REQUIRED WORK | In the listing that follows, find the lines with the string "this" and report how many there are, without commentary.

PROVIDED RECORDS |

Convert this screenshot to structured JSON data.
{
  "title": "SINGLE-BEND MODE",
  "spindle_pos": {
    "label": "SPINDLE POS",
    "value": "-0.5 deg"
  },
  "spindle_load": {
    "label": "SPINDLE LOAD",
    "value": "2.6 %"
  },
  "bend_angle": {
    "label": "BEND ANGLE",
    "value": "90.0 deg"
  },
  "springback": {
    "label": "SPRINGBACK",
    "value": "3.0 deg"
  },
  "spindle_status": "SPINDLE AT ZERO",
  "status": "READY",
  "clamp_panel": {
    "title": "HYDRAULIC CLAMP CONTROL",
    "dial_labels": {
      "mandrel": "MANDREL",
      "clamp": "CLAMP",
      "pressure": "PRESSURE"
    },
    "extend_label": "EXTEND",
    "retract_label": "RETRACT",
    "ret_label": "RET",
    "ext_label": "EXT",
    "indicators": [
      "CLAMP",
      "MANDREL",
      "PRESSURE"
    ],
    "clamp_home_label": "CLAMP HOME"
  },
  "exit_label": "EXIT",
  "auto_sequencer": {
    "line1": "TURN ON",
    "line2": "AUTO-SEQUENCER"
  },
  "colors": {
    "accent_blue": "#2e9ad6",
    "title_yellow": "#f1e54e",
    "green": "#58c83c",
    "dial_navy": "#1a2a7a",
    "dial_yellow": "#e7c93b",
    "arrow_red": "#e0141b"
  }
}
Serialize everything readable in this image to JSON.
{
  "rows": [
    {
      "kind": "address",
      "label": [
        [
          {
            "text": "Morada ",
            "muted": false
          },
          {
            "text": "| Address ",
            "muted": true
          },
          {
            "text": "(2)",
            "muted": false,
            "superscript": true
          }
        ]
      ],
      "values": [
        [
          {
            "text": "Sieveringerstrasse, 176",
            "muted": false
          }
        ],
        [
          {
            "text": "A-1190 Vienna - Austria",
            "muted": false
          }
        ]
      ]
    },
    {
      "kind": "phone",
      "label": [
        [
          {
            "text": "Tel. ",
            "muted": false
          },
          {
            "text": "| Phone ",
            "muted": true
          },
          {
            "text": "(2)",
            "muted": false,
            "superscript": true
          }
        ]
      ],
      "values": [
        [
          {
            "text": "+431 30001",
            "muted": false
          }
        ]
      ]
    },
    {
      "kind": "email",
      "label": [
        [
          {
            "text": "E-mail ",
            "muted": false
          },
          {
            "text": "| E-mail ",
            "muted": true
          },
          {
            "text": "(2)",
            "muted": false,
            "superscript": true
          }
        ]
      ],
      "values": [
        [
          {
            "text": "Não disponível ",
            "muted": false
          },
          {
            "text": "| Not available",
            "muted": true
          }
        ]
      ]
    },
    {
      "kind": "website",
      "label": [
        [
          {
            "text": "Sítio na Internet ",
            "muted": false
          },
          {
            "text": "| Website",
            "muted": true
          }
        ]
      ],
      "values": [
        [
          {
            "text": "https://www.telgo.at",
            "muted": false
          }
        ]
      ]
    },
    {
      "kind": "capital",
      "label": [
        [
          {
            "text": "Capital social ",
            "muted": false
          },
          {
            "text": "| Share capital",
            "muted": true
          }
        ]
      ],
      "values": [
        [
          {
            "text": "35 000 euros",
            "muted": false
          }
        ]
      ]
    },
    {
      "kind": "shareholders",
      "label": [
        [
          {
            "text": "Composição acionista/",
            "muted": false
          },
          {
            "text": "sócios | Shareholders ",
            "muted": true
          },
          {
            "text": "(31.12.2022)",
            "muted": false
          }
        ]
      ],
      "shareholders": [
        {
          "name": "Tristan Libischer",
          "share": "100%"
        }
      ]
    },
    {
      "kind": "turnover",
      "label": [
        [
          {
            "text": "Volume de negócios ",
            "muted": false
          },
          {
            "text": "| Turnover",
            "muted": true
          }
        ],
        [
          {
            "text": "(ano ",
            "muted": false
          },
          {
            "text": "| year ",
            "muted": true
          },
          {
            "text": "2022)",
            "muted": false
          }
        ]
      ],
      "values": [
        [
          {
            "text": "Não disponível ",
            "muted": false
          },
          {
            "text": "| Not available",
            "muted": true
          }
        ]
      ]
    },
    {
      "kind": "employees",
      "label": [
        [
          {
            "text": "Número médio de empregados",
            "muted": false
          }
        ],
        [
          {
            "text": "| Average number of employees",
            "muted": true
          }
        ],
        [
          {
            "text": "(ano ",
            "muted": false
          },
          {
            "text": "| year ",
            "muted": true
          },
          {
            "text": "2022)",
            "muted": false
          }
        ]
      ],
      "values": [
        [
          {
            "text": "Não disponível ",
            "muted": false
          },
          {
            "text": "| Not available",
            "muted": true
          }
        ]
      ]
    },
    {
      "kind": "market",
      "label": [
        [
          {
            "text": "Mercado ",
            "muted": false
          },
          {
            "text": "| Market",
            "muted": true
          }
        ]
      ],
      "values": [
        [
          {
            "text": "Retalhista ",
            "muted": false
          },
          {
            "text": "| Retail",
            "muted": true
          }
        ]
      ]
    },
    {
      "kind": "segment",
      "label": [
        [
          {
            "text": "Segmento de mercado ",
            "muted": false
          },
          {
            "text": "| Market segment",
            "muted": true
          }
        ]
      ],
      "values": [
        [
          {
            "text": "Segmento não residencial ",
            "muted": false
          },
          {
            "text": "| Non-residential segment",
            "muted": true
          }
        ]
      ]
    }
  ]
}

COMPLETED TASK | 2